* TASK GOAL
Go through the data and copy each line where the string "votes" appears.

* THE DATA
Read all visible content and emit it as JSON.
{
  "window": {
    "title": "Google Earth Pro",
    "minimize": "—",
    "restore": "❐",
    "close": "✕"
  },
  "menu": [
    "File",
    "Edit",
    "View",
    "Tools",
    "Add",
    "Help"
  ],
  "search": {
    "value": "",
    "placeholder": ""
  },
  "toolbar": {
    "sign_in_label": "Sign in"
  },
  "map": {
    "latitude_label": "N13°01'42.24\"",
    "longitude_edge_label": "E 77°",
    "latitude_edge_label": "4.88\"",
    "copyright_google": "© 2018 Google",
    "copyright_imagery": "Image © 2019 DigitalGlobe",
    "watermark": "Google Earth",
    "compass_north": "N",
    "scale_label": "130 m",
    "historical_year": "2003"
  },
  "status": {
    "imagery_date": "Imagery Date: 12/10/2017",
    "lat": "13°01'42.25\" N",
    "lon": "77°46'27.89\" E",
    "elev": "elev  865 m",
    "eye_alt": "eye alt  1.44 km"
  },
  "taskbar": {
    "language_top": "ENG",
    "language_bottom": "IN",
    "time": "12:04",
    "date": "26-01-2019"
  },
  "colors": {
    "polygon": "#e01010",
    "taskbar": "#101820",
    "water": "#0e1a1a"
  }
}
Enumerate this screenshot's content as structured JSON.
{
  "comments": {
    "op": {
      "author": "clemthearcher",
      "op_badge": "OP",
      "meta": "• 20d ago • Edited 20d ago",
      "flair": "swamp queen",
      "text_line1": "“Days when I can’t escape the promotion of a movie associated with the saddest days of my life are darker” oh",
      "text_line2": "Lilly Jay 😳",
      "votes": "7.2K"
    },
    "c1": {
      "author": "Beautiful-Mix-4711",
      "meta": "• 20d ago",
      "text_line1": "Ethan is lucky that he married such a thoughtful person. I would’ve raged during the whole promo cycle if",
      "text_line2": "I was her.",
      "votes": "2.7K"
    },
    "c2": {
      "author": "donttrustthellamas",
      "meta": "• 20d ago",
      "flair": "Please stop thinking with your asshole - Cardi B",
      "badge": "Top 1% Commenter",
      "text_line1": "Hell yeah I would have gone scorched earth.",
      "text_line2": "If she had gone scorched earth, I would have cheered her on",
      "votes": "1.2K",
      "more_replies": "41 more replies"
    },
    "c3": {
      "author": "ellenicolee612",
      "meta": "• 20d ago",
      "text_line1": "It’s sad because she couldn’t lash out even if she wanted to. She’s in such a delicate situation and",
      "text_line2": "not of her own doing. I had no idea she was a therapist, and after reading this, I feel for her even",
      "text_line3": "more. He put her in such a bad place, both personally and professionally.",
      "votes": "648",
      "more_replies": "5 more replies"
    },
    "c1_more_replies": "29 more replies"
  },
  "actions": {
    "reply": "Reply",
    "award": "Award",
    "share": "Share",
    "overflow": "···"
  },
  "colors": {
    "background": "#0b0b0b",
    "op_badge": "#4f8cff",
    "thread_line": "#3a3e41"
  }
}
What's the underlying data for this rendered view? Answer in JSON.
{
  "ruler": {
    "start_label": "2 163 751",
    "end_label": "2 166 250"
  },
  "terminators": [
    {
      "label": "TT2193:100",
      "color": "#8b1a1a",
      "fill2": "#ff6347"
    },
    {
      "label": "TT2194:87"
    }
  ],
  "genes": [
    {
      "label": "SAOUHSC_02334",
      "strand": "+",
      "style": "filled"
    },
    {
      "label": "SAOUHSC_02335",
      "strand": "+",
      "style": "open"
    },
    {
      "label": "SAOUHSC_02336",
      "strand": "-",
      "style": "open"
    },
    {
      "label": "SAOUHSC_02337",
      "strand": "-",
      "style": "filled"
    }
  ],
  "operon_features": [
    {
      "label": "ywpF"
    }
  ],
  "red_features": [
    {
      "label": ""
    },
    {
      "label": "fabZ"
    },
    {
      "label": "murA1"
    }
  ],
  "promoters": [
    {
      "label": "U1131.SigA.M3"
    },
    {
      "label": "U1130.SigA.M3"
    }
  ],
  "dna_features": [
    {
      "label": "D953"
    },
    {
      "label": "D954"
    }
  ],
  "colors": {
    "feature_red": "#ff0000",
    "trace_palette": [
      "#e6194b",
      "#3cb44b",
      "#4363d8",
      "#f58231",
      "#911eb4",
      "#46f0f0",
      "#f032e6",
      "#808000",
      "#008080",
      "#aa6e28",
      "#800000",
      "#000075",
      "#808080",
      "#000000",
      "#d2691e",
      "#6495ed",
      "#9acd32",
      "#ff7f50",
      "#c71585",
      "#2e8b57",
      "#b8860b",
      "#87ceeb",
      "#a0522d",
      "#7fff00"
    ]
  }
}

* EXERCISE OUTPUT
      "votes": "7.2K"
      "votes": "2.7K"
      "votes": "1.2K",
      "votes": "648",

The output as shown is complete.